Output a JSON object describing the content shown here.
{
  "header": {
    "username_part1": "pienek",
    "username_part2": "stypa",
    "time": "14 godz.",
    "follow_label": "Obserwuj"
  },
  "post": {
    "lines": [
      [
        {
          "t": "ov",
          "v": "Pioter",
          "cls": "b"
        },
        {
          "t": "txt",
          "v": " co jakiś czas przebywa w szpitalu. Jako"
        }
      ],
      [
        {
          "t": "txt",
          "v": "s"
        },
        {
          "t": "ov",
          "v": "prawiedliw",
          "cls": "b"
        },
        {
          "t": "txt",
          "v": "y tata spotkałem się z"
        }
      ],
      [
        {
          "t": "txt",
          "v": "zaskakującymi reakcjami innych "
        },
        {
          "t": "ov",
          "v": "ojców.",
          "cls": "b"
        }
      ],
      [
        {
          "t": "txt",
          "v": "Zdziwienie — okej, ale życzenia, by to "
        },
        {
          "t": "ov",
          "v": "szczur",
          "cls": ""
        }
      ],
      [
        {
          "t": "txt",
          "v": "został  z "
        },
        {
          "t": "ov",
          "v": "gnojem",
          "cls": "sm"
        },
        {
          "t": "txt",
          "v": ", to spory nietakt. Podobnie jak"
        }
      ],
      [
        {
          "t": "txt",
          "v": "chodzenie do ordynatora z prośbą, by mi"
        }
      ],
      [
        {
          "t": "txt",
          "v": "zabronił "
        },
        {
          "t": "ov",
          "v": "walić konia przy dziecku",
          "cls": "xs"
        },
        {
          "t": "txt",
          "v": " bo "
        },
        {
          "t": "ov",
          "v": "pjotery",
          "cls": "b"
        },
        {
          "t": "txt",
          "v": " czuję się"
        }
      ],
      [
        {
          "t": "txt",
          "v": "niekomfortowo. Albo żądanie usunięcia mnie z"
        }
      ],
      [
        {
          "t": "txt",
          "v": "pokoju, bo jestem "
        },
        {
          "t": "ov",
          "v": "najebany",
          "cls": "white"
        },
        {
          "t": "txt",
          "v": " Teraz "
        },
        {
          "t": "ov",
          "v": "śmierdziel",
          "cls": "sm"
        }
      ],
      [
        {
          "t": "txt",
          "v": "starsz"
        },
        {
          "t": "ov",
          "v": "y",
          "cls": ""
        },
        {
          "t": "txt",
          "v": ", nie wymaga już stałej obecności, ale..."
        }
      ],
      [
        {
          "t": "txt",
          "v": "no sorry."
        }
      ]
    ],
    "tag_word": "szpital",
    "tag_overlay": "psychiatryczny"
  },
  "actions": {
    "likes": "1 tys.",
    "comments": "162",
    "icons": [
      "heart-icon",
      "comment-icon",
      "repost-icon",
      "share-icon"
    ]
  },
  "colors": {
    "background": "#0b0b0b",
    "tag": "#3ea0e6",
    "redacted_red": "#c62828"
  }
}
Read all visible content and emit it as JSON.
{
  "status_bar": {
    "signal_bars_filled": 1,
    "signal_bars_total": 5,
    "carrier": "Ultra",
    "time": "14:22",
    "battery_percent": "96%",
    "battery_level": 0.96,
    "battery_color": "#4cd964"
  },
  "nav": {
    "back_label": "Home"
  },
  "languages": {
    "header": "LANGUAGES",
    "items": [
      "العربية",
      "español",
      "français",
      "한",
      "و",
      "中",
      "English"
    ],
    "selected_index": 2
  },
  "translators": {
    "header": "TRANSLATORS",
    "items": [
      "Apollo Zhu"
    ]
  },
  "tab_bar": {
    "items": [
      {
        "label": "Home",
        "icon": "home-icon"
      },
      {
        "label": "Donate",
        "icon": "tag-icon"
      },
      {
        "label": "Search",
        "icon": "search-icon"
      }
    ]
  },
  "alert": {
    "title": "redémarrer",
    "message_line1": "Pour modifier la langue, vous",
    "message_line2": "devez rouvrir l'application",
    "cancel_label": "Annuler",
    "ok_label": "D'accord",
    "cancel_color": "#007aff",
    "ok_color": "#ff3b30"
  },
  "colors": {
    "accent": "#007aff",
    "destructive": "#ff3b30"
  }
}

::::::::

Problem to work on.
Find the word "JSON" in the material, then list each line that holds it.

Exercise answer.
Output a JSON object describing the content shown here.
Read all visible content and emit it as JSON.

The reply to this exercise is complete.